[Task objective] Copy out all of the records. Keep every word exact.
[Supplied information]
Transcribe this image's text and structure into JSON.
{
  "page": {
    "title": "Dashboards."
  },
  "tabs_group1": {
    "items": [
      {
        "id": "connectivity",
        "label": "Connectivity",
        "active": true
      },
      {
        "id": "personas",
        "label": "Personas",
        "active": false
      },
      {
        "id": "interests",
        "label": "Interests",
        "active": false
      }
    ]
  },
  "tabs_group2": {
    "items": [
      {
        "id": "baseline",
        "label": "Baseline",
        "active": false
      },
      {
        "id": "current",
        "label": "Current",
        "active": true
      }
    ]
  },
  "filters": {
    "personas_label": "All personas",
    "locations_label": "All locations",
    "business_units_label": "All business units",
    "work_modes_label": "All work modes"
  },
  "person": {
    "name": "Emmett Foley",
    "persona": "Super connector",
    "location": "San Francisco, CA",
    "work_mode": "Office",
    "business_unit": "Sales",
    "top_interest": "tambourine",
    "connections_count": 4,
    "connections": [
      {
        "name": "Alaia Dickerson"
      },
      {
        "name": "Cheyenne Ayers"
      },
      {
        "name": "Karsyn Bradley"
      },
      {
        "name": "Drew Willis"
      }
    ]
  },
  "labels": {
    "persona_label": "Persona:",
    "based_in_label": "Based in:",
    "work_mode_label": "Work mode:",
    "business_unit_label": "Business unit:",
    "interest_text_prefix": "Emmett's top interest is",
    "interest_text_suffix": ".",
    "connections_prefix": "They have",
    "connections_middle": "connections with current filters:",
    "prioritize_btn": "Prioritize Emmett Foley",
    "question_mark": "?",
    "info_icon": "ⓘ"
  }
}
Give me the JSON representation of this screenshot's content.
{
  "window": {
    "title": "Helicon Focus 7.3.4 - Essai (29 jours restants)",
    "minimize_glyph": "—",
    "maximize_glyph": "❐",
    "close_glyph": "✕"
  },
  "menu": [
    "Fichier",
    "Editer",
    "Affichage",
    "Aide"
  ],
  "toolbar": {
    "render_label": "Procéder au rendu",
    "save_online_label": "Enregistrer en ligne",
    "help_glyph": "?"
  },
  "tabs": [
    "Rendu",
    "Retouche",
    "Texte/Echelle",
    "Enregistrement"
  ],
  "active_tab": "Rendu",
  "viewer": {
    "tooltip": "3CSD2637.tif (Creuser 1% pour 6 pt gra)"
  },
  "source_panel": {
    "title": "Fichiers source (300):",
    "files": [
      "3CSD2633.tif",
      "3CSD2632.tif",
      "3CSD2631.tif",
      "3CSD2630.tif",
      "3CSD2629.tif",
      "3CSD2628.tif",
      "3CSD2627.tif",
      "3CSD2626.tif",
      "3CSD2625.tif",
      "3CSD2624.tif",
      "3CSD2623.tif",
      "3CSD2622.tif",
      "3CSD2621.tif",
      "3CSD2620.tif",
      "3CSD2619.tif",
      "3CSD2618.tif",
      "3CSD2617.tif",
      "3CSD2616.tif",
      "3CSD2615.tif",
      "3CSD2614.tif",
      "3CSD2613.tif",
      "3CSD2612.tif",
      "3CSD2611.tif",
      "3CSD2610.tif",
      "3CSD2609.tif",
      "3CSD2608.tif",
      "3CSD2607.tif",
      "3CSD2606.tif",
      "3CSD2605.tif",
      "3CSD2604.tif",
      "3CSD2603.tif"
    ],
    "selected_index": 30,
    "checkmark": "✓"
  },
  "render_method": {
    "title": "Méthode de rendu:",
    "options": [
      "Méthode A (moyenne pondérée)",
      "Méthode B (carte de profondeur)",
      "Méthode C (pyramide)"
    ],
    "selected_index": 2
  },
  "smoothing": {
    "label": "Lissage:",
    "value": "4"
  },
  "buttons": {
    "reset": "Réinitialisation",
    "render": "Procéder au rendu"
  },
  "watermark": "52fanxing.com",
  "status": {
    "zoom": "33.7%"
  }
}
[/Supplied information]
[Task result]
Transcribe this image's text and structure into JSON.
{
  "page": {
    "title": "Dashboards."
  },
  "tabs_group1": {
    "items": [
      {
        "id": "connectivity",
        "label": "Connectivity",
        "active": true
      },
      {
        "id": "personas",
        "label": "Personas",
        "active": false
      },
      {
        "id": "interests",
        "label": "Interests",
        "active": false
      }
    ]
  },
  "tabs_group2": {
    "items": [
      {
        "id": "baseline",
        "label": "Baseline",
        "active": false
      },
      {
        "id": "current",
        "label": "Current",
        "active": true
      }
    ]
  },
  "filters": {
    "personas_label": "All personas",
    "locations_label": "All locations",
    "business_units_label": "All business units",
    "work_modes_label": "All work modes"
  },
  "person": {
    "name": "Emmett Foley",
    "persona": "Super connector",
    "location": "San Francisco, CA",
    "work_mode": "Office",
    "business_unit": "Sales",
    "top_interest": "tambourine",
    "connections_count": 4,
    "connections": [
      {
        "name": "Alaia Dickerson"
      },
      {
        "name": "Cheyenne Ayers"
      },
      {
        "name": "Karsyn Bradley"
      },
      {
        "name": "Drew Willis"
      }
    ]
  },
  "labels": {
    "persona_label": "Persona:",
    "based_in_label": "Based in:",
    "work_mode_label": "Work mode:",
    "business_unit_label": "Business unit:",
    "interest_text_prefix": "Emmett's top interest is",
    "interest_text_suffix": ".",
    "connections_prefix": "They have",
    "connections_middle": "connections with current filters:",
    "prioritize_btn": "Prioritize Emmett Foley",
    "question_mark": "?",
    "info_icon": "ⓘ"
  }
}
Give me the JSON representation of this screenshot's content.
{
  "window": {
    "title": "Helicon Focus 7.3.4 - Essai (29 jours restants)",
    "minimize_glyph": "—",
    "maximize_glyph": "❐",
    "close_glyph": "✕"
  },
  "menu": [
    "Fichier",
    "Editer",
    "Affichage",
    "Aide"
  ],
  "toolbar": {
    "render_label": "Procéder au rendu",
    "save_online_label": "Enregistrer en ligne",
    "help_glyph": "?"
  },
  "tabs": [
    "Rendu",
    "Retouche",
    "Texte/Echelle",
    "Enregistrement"
  ],
  "active_tab": "Rendu",
  "viewer": {
    "tooltip": "3CSD2637.tif (Creuser 1% pour 6 pt gra)"
  },
  "source_panel": {
    "title": "Fichiers source (300):",
    "files": [
      "3CSD2633.tif",
      "3CSD2632.tif",
      "3CSD2631.tif",
      "3CSD2630.tif",
      "3CSD2629.tif",
      "3CSD2628.tif",
      "3CSD2627.tif",
      "3CSD2626.tif",
      "3CSD2625.tif",
      "3CSD2624.tif",
      "3CSD2623.tif",
      "3CSD2622.tif",
      "3CSD2621.tif",
      "3CSD2620.tif",
      "3CSD2619.tif",
      "3CSD2618.tif",
      "3CSD2617.tif",
      "3CSD2616.tif",
      "3CSD2615.tif",
      "3CSD2614.tif",
      "3CSD2613.tif",
      "3CSD2612.tif",
      "3CSD2611.tif",
      "3CSD2610.tif",
      "3CSD2609.tif",
      "3CSD2608.tif",
      "3CSD2607.tif",
      "3CSD2606.tif",
      "3CSD2605.tif",
      "3CSD2604.tif",
      "3CSD2603.tif"
    ],
    "selected_index": 30,
    "checkmark": "✓"
  },
  "render_method": {
    "title": "Méthode de rendu:",
    "options": [
      "Méthode A (moyenne pondérée)",
      "Méthode B (carte de profondeur)",
      "Méthode C (pyramide)"
    ],
    "selected_index": 2
  },
  "smoothing": {
    "label": "Lissage:",
    "value": "4"
  },
  "buttons": {
    "reset": "Réinitialisation",
    "render": "Procéder au rendu"
  },
  "watermark": "52fanxing.com",
  "status": {
    "zoom": "33.7%"
  }
}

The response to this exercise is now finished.